**EXTRACTED INFORMATION**
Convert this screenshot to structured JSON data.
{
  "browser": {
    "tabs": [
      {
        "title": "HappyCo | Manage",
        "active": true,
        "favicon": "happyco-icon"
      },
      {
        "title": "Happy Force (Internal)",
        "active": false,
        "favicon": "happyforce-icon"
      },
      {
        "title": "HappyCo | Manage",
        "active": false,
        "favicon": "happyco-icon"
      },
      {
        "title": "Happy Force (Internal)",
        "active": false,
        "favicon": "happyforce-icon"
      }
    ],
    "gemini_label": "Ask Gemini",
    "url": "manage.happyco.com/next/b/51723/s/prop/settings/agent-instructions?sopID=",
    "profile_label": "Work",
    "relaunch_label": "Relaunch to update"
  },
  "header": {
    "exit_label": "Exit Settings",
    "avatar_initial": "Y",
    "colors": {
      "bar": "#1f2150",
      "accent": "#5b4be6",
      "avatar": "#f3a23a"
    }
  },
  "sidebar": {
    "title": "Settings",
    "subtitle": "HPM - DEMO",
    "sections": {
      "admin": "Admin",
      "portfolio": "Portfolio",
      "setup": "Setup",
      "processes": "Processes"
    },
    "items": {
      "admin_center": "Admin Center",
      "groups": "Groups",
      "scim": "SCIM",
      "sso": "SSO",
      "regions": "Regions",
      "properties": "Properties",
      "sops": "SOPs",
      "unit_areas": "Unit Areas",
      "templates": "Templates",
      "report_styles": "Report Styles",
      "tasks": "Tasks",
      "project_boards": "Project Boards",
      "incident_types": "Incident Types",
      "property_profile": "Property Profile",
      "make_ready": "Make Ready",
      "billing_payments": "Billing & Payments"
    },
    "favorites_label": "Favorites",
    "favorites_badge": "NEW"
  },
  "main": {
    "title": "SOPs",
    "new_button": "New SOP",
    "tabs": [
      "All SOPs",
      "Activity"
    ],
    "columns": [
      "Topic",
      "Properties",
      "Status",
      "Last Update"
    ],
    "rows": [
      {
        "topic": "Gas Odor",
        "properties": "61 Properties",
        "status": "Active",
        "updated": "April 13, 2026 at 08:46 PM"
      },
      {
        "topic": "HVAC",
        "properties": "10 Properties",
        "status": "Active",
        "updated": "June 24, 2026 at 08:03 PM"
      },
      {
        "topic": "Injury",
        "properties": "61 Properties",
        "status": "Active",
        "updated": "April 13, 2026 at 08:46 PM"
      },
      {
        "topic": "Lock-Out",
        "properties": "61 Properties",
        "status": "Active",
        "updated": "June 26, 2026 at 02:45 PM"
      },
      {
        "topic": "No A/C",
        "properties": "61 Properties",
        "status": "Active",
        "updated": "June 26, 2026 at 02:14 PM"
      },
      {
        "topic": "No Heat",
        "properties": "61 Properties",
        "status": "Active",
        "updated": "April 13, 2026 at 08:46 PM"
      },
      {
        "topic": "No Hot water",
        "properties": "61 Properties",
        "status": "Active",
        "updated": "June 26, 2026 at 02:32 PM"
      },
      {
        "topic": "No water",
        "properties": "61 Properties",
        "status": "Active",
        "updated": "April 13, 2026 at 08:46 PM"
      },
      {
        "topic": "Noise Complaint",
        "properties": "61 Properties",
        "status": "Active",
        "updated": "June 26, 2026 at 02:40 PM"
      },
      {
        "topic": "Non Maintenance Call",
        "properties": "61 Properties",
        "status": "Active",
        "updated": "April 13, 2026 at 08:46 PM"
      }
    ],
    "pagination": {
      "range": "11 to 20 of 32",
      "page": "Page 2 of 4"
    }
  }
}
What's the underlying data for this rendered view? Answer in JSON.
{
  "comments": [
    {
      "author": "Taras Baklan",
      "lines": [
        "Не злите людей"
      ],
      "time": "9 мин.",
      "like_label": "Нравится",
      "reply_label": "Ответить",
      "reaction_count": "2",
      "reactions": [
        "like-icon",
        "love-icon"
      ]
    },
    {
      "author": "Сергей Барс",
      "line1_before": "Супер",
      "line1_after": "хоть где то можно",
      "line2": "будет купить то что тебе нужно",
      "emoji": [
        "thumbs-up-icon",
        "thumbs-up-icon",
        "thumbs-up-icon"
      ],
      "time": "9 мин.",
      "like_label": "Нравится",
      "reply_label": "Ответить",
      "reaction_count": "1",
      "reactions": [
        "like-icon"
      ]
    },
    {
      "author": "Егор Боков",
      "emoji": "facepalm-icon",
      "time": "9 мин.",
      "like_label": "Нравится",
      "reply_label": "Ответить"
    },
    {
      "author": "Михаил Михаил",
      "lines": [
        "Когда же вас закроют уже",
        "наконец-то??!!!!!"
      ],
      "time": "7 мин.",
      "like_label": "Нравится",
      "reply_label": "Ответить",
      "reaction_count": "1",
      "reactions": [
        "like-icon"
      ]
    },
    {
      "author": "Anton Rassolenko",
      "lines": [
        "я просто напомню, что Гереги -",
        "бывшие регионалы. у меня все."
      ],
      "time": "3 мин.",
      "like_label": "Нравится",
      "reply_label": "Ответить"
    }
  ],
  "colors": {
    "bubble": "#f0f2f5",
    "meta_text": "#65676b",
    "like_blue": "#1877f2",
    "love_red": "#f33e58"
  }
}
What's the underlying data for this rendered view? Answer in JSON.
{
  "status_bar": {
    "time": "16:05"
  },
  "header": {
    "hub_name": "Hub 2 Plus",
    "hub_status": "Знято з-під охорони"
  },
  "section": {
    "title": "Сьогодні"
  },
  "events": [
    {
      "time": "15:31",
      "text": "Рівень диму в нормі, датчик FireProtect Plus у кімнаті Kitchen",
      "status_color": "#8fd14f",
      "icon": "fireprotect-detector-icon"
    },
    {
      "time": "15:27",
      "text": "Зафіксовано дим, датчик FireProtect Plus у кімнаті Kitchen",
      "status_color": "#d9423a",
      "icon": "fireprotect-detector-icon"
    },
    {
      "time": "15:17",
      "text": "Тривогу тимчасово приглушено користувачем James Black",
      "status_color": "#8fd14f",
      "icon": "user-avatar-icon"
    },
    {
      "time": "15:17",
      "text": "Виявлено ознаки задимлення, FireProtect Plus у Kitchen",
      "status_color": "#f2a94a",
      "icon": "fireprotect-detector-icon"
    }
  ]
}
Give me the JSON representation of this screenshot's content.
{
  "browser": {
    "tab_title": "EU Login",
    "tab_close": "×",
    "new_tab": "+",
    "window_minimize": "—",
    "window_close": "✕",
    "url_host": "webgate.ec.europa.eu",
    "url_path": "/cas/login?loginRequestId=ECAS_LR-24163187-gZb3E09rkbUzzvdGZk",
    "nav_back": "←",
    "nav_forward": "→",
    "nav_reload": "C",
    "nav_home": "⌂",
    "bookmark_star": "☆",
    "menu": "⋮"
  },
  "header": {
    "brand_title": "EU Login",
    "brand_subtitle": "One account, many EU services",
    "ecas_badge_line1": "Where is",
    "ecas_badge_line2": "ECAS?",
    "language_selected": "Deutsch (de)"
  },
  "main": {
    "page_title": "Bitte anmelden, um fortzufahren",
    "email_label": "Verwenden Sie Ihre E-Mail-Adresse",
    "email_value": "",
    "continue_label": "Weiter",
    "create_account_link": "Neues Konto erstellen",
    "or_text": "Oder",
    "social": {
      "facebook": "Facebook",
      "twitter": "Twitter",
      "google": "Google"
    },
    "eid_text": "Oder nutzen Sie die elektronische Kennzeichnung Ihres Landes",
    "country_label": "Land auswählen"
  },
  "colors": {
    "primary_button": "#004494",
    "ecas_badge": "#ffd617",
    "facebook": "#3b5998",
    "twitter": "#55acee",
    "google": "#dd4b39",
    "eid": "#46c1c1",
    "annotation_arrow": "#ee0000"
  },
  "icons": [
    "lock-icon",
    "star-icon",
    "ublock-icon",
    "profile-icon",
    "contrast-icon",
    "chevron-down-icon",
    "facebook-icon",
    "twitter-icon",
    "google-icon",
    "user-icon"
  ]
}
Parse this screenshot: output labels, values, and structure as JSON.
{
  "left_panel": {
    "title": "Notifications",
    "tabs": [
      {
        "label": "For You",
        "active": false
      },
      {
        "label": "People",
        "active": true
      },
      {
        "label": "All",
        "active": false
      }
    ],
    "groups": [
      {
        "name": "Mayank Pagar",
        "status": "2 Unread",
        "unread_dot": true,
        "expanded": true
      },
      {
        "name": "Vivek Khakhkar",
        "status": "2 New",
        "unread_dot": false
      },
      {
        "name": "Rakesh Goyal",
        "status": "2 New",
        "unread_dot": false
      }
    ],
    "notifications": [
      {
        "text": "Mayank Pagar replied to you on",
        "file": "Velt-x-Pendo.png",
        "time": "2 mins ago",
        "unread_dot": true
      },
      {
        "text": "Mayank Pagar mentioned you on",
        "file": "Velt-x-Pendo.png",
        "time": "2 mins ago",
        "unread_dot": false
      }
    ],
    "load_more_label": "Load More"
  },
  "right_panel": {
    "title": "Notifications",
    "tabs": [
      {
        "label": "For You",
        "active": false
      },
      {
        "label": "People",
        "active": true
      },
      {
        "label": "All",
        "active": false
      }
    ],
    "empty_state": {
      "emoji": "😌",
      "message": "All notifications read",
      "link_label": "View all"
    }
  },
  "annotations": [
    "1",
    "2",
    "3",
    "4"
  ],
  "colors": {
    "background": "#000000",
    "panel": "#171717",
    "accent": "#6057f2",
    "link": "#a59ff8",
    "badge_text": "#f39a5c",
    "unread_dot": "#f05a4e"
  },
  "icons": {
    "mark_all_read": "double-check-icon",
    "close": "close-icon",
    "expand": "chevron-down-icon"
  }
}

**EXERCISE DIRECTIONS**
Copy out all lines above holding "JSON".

**TASK SOLUTION**
Convert this screenshot to structured JSON data.
What's the underlying data for this rendered view? Answer in JSON.
What's the underlying data for this rendered view? Answer in JSON.
Give me the JSON representation of this screenshot's content.
Parse this screenshot: output labels, values, and structure as JSON.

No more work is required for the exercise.